*** DATA FOR ANALYSIS
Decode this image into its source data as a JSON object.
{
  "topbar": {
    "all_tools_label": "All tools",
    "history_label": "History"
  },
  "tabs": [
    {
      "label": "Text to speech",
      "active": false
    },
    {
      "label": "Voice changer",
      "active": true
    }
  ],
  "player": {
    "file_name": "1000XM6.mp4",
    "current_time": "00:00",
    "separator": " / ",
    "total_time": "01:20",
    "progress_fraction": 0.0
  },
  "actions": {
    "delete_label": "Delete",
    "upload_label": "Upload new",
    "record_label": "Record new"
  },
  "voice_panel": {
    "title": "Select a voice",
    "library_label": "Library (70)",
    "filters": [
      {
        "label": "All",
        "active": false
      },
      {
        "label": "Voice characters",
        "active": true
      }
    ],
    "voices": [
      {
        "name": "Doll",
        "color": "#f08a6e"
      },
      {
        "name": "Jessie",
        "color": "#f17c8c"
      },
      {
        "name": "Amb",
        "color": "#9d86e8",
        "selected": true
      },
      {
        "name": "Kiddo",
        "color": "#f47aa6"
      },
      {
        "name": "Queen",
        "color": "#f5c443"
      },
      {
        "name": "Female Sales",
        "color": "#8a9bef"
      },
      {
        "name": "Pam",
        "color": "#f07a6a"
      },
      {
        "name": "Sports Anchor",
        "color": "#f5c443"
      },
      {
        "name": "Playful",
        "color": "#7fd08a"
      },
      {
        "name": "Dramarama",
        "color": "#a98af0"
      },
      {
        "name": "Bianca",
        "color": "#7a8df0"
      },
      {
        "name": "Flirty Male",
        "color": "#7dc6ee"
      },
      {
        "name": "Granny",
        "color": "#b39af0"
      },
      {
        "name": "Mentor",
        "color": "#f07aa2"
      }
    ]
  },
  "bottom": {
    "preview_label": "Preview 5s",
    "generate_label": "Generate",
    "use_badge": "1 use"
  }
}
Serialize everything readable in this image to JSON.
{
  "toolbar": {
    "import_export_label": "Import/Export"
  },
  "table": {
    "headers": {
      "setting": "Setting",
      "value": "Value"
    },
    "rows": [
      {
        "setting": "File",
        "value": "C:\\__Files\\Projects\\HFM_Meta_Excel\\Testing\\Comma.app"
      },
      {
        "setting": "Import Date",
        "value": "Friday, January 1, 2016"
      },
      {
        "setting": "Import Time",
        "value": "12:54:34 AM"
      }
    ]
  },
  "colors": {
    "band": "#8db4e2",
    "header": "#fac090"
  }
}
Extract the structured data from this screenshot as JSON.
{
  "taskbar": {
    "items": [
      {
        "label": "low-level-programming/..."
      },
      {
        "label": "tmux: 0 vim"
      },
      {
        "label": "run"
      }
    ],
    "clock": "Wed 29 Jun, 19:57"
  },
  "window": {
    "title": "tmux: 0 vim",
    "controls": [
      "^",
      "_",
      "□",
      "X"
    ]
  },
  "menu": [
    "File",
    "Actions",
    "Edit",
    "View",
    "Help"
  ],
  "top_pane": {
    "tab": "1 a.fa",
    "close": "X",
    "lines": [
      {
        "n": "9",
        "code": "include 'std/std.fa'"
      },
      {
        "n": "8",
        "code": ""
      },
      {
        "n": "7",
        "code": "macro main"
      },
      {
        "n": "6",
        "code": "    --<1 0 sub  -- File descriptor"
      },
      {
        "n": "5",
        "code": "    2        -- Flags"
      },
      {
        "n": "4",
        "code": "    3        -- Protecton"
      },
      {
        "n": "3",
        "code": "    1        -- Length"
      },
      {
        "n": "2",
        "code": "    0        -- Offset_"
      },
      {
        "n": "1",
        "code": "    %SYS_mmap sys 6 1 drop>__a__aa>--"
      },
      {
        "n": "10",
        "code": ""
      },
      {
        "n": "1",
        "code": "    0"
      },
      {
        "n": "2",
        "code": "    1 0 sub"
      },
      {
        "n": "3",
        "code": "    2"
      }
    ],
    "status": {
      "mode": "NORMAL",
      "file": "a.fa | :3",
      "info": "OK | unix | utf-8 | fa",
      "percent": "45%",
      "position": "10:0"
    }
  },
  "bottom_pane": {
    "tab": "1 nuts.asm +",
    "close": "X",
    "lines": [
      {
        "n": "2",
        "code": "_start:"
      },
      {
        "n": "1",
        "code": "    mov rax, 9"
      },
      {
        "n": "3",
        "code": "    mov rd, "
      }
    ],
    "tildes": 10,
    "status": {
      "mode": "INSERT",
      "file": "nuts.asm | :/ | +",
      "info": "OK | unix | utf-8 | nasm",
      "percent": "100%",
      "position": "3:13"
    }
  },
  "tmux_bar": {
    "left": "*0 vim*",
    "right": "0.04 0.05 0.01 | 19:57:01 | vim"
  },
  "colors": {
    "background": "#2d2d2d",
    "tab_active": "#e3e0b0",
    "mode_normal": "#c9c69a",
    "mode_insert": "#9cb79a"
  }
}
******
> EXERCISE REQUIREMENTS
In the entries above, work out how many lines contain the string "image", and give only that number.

> TASK RESULT
2